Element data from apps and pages

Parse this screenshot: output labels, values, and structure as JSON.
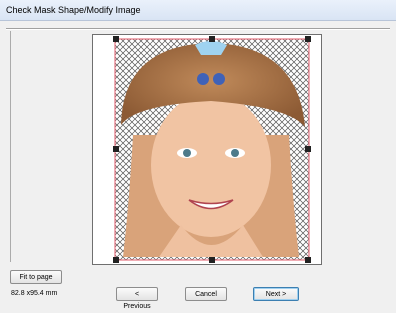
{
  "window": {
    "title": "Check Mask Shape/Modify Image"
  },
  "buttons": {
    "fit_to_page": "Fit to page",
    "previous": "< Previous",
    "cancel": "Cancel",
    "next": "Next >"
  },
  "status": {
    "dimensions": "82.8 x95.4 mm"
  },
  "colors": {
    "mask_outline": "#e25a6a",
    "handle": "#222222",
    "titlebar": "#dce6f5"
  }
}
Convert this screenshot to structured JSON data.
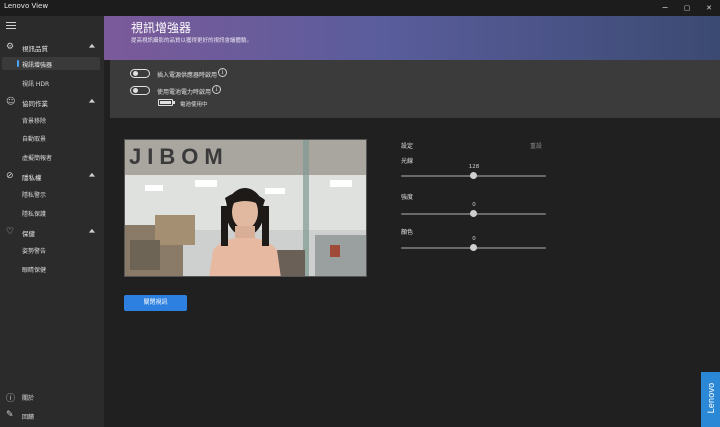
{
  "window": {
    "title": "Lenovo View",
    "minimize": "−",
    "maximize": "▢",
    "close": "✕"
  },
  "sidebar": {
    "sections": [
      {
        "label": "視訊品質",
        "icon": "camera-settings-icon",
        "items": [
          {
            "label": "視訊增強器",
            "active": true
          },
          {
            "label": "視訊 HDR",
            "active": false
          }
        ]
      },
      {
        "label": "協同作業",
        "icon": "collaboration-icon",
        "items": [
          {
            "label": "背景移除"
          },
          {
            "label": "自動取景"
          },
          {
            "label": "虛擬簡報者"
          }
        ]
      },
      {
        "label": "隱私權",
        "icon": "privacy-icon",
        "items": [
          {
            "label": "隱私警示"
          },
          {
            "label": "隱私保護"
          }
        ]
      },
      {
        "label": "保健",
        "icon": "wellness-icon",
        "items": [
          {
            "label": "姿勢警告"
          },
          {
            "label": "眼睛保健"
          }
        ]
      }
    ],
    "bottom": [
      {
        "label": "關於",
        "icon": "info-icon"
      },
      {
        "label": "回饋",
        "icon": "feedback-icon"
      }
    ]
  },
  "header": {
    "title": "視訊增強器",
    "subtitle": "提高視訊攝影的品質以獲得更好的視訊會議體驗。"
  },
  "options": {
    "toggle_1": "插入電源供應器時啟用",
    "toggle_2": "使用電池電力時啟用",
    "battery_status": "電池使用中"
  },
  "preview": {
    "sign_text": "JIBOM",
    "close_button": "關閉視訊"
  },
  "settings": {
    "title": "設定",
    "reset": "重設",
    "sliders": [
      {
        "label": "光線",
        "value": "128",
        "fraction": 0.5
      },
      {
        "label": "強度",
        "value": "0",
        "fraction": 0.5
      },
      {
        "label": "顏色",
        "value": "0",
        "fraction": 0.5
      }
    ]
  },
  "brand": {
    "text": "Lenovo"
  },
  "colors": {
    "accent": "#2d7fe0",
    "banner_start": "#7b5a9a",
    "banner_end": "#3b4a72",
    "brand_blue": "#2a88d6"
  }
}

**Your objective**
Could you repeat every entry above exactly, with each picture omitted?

**Exercise output**
Parse this screenshot: output labels, values, and structure as JSON.
{
  "window": {
    "title": "Check Mask Shape/Modify Image"
  },
  "buttons": {
    "fit_to_page": "Fit to page",
    "previous": "< Previous",
    "cancel": "Cancel",
    "next": "Next >"
  },
  "status": {
    "dimensions": "82.8 x95.4 mm"
  },
  "colors": {
    "mask_outline": "#e25a6a",
    "handle": "#222222",
    "titlebar": "#dce6f5"
  }
}
Convert this screenshot to structured JSON data.
{
  "window": {
    "title": "Lenovo View",
    "minimize": "−",
    "maximize": "▢",
    "close": "✕"
  },
  "sidebar": {
    "sections": [
      {
        "label": "視訊品質",
        "icon": "camera-settings-icon",
        "items": [
          {
            "label": "視訊增強器",
            "active": true
          },
          {
            "label": "視訊 HDR",
            "active": false
          }
        ]
      },
      {
        "label": "協同作業",
        "icon": "collaboration-icon",
        "items": [
          {
            "label": "背景移除"
          },
          {
            "label": "自動取景"
          },
          {
            "label": "虛擬簡報者"
          }
        ]
      },
      {
        "label": "隱私權",
        "icon": "privacy-icon",
        "items": [
          {
            "label": "隱私警示"
          },
          {
            "label": "隱私保護"
          }
        ]
      },
      {
        "label": "保健",
        "icon": "wellness-icon",
        "items": [
          {
            "label": "姿勢警告"
          },
          {
            "label": "眼睛保健"
          }
        ]
      }
    ],
    "bottom": [
      {
        "label": "關於",
        "icon": "info-icon"
      },
      {
        "label": "回饋",
        "icon": "feedback-icon"
      }
    ]
  },
  "header": {
    "title": "視訊增強器",
    "subtitle": "提高視訊攝影的品質以獲得更好的視訊會議體驗。"
  },
  "options": {
    "toggle_1": "插入電源供應器時啟用",
    "toggle_2": "使用電池電力時啟用",
    "battery_status": "電池使用中"
  },
  "preview": {
    "sign_text": "JIBOM",
    "close_button": "關閉視訊"
  },
  "settings": {
    "title": "設定",
    "reset": "重設",
    "sliders": [
      {
        "label": "光線",
        "value": "128",
        "fraction": 0.5
      },
      {
        "label": "強度",
        "value": "0",
        "fraction": 0.5
      },
      {
        "label": "顏色",
        "value": "0",
        "fraction": 0.5
      }
    ]
  },
  "brand": {
    "text": "Lenovo"
  },
  "colors": {
    "accent": "#2d7fe0",
    "banner_start": "#7b5a9a",
    "banner_end": "#3b4a72",
    "brand_blue": "#2a88d6"
  }
}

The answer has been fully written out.